[WHAT THE EXERCISE ASKS]:
Look through the lines below; wherever the word "Comedy" appears, copy that line.
|---|
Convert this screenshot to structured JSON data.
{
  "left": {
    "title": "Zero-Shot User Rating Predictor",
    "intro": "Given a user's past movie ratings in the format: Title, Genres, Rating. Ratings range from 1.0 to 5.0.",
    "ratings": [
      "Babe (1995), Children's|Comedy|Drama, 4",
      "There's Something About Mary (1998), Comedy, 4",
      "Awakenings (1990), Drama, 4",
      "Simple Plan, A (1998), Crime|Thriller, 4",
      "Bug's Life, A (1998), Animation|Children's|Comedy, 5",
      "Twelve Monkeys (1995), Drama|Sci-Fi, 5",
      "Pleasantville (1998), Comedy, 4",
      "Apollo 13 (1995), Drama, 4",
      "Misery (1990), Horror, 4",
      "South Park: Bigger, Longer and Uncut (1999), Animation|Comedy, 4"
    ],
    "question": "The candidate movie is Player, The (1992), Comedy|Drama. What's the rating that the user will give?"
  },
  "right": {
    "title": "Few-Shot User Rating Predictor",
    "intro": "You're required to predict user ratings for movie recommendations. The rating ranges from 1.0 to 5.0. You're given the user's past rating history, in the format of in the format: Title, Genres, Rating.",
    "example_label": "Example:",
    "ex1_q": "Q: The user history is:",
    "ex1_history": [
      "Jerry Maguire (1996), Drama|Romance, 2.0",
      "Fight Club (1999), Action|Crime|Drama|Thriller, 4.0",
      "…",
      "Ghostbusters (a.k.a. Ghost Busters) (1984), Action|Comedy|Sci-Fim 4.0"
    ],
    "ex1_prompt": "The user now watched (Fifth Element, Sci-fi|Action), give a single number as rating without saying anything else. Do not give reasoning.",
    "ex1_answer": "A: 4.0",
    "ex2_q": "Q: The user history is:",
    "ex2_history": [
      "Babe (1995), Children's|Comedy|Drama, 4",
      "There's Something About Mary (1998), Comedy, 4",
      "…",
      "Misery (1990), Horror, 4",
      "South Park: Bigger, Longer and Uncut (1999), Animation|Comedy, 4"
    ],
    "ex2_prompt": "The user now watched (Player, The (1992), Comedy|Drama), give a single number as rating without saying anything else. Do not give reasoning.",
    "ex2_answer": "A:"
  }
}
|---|
[RESULT OF THE TASK]:
      "Babe (1995), Children's|Comedy|Drama, 4",
      "There's Something About Mary (1998), Comedy, 4",
      "Bug's Life, A (1998), Animation|Children's|Comedy, 5",
      "Pleasantville (1998), Comedy, 4",
      "South Park: Bigger, Longer and Uncut (1999), Animation|Comedy, 4"
    "question": "The candidate movie is Player, The (1992), Comedy|Drama. What's the rating that the user will give?"
      "Ghostbusters (a.k.a. Ghost Busters) (1984), Action|Comedy|Sci-Fim 4.0"
      "Babe (1995), Children's|Comedy|Drama, 4",
      "There's Something About Mary (1998), Comedy, 4",
      "South Park: Bigger, Longer and Uncut (1999), Animation|Comedy, 4"
    "ex2_prompt": "The user now watched (Player, The (1992), Comedy|Drama), give a single number as rating without saying anything else. Do not give reasoning.",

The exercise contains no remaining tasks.